MozillaZine

Salon: The Browser as Middleware and Microsoft's Missteps

Friday November 12th, 1999

Salon Online has an interesting article in their Technology section, "Do the paranoid survive?" which delves into the paranoia that caused Microsoft to go after Netscape. Although the author discusses the idea of "the browser as middleware" -- the idea that the browser could function as a platform upon which other applications can be developed, in effect commoditizing the Operating System -- he neglects to mention that as a direct result of Microsoft's actions, Mozilla has sprung up and has been quietly developing a browser that actually embodies Microsoft's paranoid delusions. With 95% cross-platform code (expected to be 97% by release) and a user-interface built from XML, scriptable via JavaScript and C/C++, and rendered via HTML/CSS, Mozilla has more potential as a middle-tier base for cross-platform, Internet-ready application development than Netscape's offerings ever had. The Mozilla team is forging ahead into a new era in Internet applications (the Nokia/Intel Internet appliance is only the beginning) and even if it can't surmount IE's lead in the desktop browser base, it will indelibly change the face of the Internet, just as the first GUI browsers did. And Microsoft will once again be playing catch-up.

Thanks to James Keller for the news.


#3 Mozilla Middleware?

by james_keller <james_keller@bigfoot.com>

Friday November 12th, 1999 11:17 AM

You are replying to this message

After I finished reading the article, I began ruminating on the idea of the browser as middleware. And I got to thinking, why not get right into it, have Mozilla MiddleWare. Web applications are great, sure. But sometimes you want to write a client-side application.

Well what if you could easily write a complete application that relied on much of the mozilla framework. Some of the easy-networking and especially the XML skins would be of great interest. If I could write an application that could already be skinned with next to zero effort on my part. Well.. I think that would be cool. Plus it would be cross-platform.

I'm not involved in Mozilla development, so It's not like I really know what I'm talking about.

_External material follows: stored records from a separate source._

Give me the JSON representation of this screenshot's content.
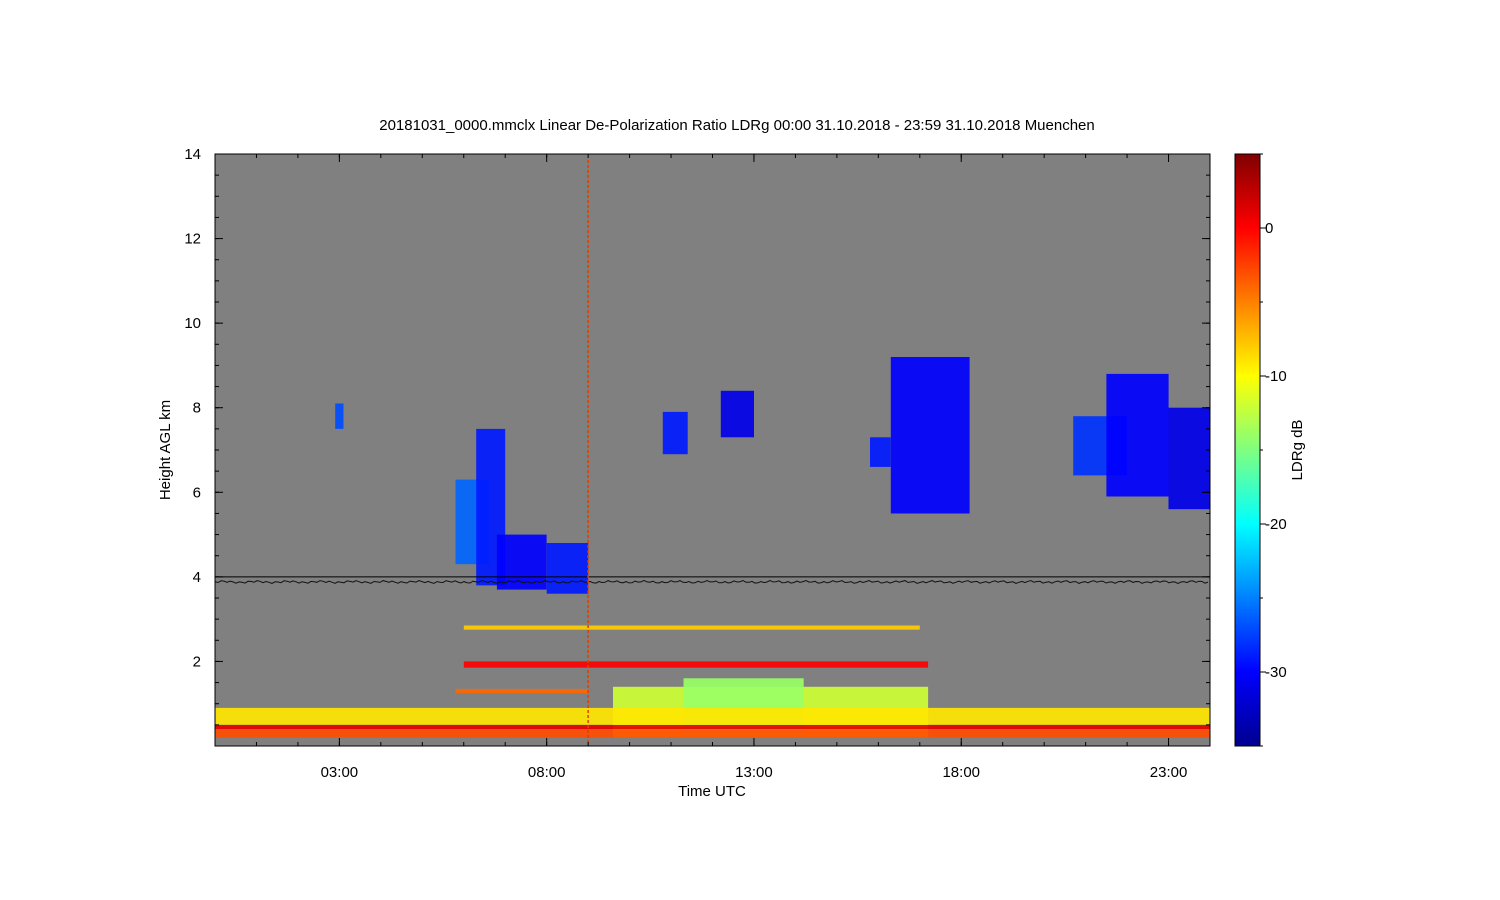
{
  "chart_data": {
    "type": "heatmap",
    "title": "20181031_0000.mmclx Linear De-Polarization Ratio LDRg   00:00 31.10.2018 - 23:59 31.10.2018 Muenchen",
    "xlabel": "Time UTC",
    "ylabel": "Height AGL km",
    "colorbar_label": "LDRg dB",
    "x_unit": "hours UTC",
    "xlim": [
      0,
      24
    ],
    "ylim": [
      0,
      14
    ],
    "clim": [
      -35,
      5
    ],
    "x_ticks": [
      {
        "value": 3,
        "label": "03:00"
      },
      {
        "value": 8,
        "label": "08:00"
      },
      {
        "value": 13,
        "label": "13:00"
      },
      {
        "value": 18,
        "label": "18:00"
      },
      {
        "value": 23,
        "label": "23:00"
      }
    ],
    "y_ticks": [
      {
        "value": 2,
        "label": "2"
      },
      {
        "value": 4,
        "label": "4"
      },
      {
        "value": 6,
        "label": "6"
      },
      {
        "value": 8,
        "label": "8"
      },
      {
        "value": 10,
        "label": "10"
      },
      {
        "value": 12,
        "label": "12"
      },
      {
        "value": 14,
        "label": "14"
      }
    ],
    "colorbar_ticks": [
      {
        "value": 0,
        "label": "0"
      },
      {
        "value": -10,
        "label": "-10"
      },
      {
        "value": -20,
        "label": "-20"
      },
      {
        "value": -30,
        "label": "-30"
      }
    ],
    "colormap": [
      "#00008f",
      "#0000ff",
      "#0080ff",
      "#00ffff",
      "#80ff80",
      "#ffff00",
      "#ff8000",
      "#ff0000",
      "#800000"
    ],
    "background_color": "#808080",
    "reference_line_km": 4.0,
    "melting_layer_km": 3.88,
    "spike_time_h": 9.0,
    "regions": [
      {
        "t0": 2.9,
        "t1": 3.1,
        "h0": 7.5,
        "h1": 8.1,
        "ldr": -27
      },
      {
        "t0": 5.8,
        "t1": 6.6,
        "h0": 4.3,
        "h1": 6.3,
        "ldr": -26
      },
      {
        "t0": 6.3,
        "t1": 7.0,
        "h0": 3.8,
        "h1": 7.5,
        "ldr": -29
      },
      {
        "t0": 6.8,
        "t1": 8.0,
        "h0": 3.7,
        "h1": 5.0,
        "ldr": -30
      },
      {
        "t0": 8.0,
        "t1": 9.0,
        "h0": 3.6,
        "h1": 4.8,
        "ldr": -29
      },
      {
        "t0": 10.8,
        "t1": 11.4,
        "h0": 6.9,
        "h1": 7.9,
        "ldr": -29
      },
      {
        "t0": 12.2,
        "t1": 13.0,
        "h0": 7.3,
        "h1": 8.4,
        "ldr": -31
      },
      {
        "t0": 15.8,
        "t1": 16.3,
        "h0": 6.6,
        "h1": 7.3,
        "ldr": -29
      },
      {
        "t0": 16.3,
        "t1": 18.2,
        "h0": 5.5,
        "h1": 9.2,
        "ldr": -30
      },
      {
        "t0": 20.7,
        "t1": 22.0,
        "h0": 6.4,
        "h1": 7.8,
        "ldr": -28
      },
      {
        "t0": 21.5,
        "t1": 23.0,
        "h0": 5.9,
        "h1": 8.8,
        "ldr": -30
      },
      {
        "t0": 23.0,
        "t1": 24.0,
        "h0": 5.6,
        "h1": 8.0,
        "ldr": -31
      },
      {
        "t0": 9.6,
        "t1": 17.2,
        "h0": 0.2,
        "h1": 1.4,
        "ldr": -12
      },
      {
        "t0": 11.3,
        "t1": 14.2,
        "h0": 0.3,
        "h1": 1.6,
        "ldr": -14
      },
      {
        "t0": 0.0,
        "t1": 24.0,
        "h0": 0.4,
        "h1": 0.5,
        "ldr": 1
      },
      {
        "t0": 0.0,
        "t1": 24.0,
        "h0": 0.2,
        "h1": 0.4,
        "ldr": -3
      },
      {
        "t0": 0.0,
        "t1": 24.0,
        "h0": 0.5,
        "h1": 0.9,
        "ldr": -9
      },
      {
        "t0": 6.0,
        "t1": 17.2,
        "h0": 1.85,
        "h1": 2.0,
        "ldr": 0
      },
      {
        "t0": 6.0,
        "t1": 17.0,
        "h0": 2.75,
        "h1": 2.85,
        "ldr": -8
      },
      {
        "t0": 5.8,
        "t1": 9.0,
        "h0": 1.25,
        "h1": 1.35,
        "ldr": -4
      }
    ]
  }
}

But here's where maybe someone can take this idea and run with it. I don't know what would be required to create some type of mozilla framework that others could build upon (to make non-browser/plug in type applications. Say.. a word processor, or a cross platform winamp). But I see the potential just in the browser, and in what I hear from any developer I talk to.

Good Idea? Bad Idea?